== Exercise goal ==
Set down every entry exactly as it was written.

[App and web page records]
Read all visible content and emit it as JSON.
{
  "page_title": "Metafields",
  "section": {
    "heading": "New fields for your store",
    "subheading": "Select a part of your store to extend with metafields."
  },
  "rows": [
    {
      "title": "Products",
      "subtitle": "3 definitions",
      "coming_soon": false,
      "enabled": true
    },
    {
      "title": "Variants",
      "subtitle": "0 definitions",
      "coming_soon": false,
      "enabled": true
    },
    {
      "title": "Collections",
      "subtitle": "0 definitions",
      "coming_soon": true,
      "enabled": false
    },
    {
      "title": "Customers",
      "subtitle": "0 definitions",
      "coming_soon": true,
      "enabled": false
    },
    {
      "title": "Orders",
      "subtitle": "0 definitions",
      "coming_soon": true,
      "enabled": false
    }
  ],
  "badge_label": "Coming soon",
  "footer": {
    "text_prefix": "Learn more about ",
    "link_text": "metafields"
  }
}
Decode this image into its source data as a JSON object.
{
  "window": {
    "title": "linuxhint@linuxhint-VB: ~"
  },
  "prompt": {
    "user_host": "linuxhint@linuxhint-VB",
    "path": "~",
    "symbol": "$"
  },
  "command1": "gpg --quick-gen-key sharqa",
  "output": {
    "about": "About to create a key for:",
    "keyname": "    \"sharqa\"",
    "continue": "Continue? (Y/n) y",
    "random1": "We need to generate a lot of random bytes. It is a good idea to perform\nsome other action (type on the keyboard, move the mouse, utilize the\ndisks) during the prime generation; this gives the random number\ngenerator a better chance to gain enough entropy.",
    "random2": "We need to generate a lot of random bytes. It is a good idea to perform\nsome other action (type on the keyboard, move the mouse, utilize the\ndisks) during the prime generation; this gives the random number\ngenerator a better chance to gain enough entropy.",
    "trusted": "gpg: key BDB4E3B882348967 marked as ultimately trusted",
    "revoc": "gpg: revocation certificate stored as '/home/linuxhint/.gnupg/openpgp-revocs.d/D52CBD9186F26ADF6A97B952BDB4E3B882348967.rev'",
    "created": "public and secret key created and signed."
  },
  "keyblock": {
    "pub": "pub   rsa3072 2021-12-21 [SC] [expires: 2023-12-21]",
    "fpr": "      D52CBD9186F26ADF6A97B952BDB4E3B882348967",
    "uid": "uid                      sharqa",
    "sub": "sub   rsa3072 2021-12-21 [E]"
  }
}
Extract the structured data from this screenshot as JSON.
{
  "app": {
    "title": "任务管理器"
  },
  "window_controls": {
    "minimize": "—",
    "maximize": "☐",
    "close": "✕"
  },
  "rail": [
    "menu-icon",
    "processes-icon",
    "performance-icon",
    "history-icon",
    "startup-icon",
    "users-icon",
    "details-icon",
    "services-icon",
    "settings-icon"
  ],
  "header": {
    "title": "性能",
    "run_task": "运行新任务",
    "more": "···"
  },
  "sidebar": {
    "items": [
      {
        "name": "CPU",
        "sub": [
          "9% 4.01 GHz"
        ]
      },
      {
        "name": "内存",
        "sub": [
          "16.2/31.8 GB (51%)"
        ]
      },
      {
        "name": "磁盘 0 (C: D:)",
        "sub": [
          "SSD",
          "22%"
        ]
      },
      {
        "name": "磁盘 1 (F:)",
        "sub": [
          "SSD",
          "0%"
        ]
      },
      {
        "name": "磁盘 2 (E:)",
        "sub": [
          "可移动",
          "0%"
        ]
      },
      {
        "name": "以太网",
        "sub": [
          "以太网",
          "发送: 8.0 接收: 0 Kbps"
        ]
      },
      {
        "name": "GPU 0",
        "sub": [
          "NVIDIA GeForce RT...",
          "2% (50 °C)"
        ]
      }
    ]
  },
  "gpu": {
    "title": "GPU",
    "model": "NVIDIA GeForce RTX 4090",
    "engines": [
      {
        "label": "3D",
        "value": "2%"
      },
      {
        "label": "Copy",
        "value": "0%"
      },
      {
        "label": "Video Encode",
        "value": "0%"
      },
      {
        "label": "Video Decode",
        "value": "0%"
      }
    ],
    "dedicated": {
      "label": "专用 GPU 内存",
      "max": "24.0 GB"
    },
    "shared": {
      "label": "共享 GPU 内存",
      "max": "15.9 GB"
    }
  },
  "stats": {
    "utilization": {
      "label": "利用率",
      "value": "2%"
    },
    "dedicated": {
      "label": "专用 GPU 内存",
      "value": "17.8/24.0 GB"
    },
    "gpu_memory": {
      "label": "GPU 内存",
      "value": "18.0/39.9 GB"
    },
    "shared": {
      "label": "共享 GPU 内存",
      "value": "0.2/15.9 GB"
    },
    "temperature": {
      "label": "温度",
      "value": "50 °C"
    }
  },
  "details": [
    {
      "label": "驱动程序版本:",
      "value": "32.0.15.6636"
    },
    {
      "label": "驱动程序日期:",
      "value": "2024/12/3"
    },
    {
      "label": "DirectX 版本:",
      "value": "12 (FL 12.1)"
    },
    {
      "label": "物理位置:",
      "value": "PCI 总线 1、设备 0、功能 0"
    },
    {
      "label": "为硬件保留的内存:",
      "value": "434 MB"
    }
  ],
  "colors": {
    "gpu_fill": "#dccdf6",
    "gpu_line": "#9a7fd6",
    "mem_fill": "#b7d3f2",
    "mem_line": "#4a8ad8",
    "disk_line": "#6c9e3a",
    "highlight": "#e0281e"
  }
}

== Exercise solution ==
Read all visible content and emit it as JSON.
{
  "page_title": "Metafields",
  "section": {
    "heading": "New fields for your store",
    "subheading": "Select a part of your store to extend with metafields."
  },
  "rows": [
    {
      "title": "Products",
      "subtitle": "3 definitions",
      "coming_soon": false,
      "enabled": true
    },
    {
      "title": "Variants",
      "subtitle": "0 definitions",
      "coming_soon": false,
      "enabled": true
    },
    {
      "title": "Collections",
      "subtitle": "0 definitions",
      "coming_soon": true,
      "enabled": false
    },
    {
      "title": "Customers",
      "subtitle": "0 definitions",
      "coming_soon": true,
      "enabled": false
    },
    {
      "title": "Orders",
      "subtitle": "0 definitions",
      "coming_soon": true,
      "enabled": false
    }
  ],
  "badge_label": "Coming soon",
  "footer": {
    "text_prefix": "Learn more about ",
    "link_text": "metafields"
  }
}
Decode this image into its source data as a JSON object.
{
  "window": {
    "title": "linuxhint@linuxhint-VB: ~"
  },
  "prompt": {
    "user_host": "linuxhint@linuxhint-VB",
    "path": "~",
    "symbol": "$"
  },
  "command1": "gpg --quick-gen-key sharqa",
  "output": {
    "about": "About to create a key for:",
    "keyname": "    \"sharqa\"",
    "continue": "Continue? (Y/n) y",
    "random1": "We need to generate a lot of random bytes. It is a good idea to perform\nsome other action (type on the keyboard, move the mouse, utilize the\ndisks) during the prime generation; this gives the random number\ngenerator a better chance to gain enough entropy.",
    "random2": "We need to generate a lot of random bytes. It is a good idea to perform\nsome other action (type on the keyboard, move the mouse, utilize the\ndisks) during the prime generation; this gives the random number\ngenerator a better chance to gain enough entropy.",
    "trusted": "gpg: key BDB4E3B882348967 marked as ultimately trusted",
    "revoc": "gpg: revocation certificate stored as '/home/linuxhint/.gnupg/openpgp-revocs.d/D52CBD9186F26ADF6A97B952BDB4E3B882348967.rev'",
    "created": "public and secret key created and signed."
  },
  "keyblock": {
    "pub": "pub   rsa3072 2021-12-21 [SC] [expires: 2023-12-21]",
    "fpr": "      D52CBD9186F26ADF6A97B952BDB4E3B882348967",
    "uid": "uid                      sharqa",
    "sub": "sub   rsa3072 2021-12-21 [E]"
  }
}
Extract the structured data from this screenshot as JSON.
{
  "app": {
    "title": "任务管理器"
  },
  "window_controls": {
    "minimize": "—",
    "maximize": "☐",
    "close": "✕"
  },
  "rail": [
    "menu-icon",
    "processes-icon",
    "performance-icon",
    "history-icon",
    "startup-icon",
    "users-icon",
    "details-icon",
    "services-icon",
    "settings-icon"
  ],
  "header": {
    "title": "性能",
    "run_task": "运行新任务",
    "more": "···"
  },
  "sidebar": {
    "items": [
      {
        "name": "CPU",
        "sub": [
          "9% 4.01 GHz"
        ]
      },
      {
        "name": "内存",
        "sub": [
          "16.2/31.8 GB (51%)"
        ]
      },
      {
        "name": "磁盘 0 (C: D:)",
        "sub": [
          "SSD",
          "22%"
        ]
      },
      {
        "name": "磁盘 1 (F:)",
        "sub": [
          "SSD",
          "0%"
        ]
      },
      {
        "name": "磁盘 2 (E:)",
        "sub": [
          "可移动",
          "0%"
        ]
      },
      {
        "name": "以太网",
        "sub": [
          "以太网",
          "发送: 8.0 接收: 0 Kbps"
        ]
      },
      {
        "name": "GPU 0",
        "sub": [
          "NVIDIA GeForce RT...",
          "2% (50 °C)"
        ]
      }
    ]
  },
  "gpu": {
    "title": "GPU",
    "model": "NVIDIA GeForce RTX 4090",
    "engines": [
      {
        "label": "3D",
        "value": "2%"
      },
      {
        "label": "Copy",
        "value": "0%"
      },
      {
        "label": "Video Encode",
        "value": "0%"
      },
      {
        "label": "Video Decode",
        "value": "0%"
      }
    ],
    "dedicated": {
      "label": "专用 GPU 内存",
      "max": "24.0 GB"
    },
    "shared": {
      "label": "共享 GPU 内存",
      "max": "15.9 GB"
    }
  },
  "stats": {
    "utilization": {
      "label": "利用率",
      "value": "2%"
    },
    "dedicated": {
      "label": "专用 GPU 内存",
      "value": "17.8/24.0 GB"
    },
    "gpu_memory": {
      "label": "GPU 内存",
      "value": "18.0/39.9 GB"
    },
    "shared": {
      "label": "共享 GPU 内存",
      "value": "0.2/15.9 GB"
    },
    "temperature": {
      "label": "温度",
      "value": "50 °C"
    }
  },
  "details": [
    {
      "label": "驱动程序版本:",
      "value": "32.0.15.6636"
    },
    {
      "label": "驱动程序日期:",
      "value": "2024/12/3"
    },
    {
      "label": "DirectX 版本:",
      "value": "12 (FL 12.1)"
    },
    {
      "label": "物理位置:",
      "value": "PCI 总线 1、设备 0、功能 0"
    },
    {
      "label": "为硬件保留的内存:",
      "value": "434 MB"
    }
  ],
  "colors": {
    "gpu_fill": "#dccdf6",
    "gpu_line": "#9a7fd6",
    "mem_fill": "#b7d3f2",
    "mem_line": "#4a8ad8",
    "disk_line": "#6c9e3a",
    "highlight": "#e0281e"
  }
}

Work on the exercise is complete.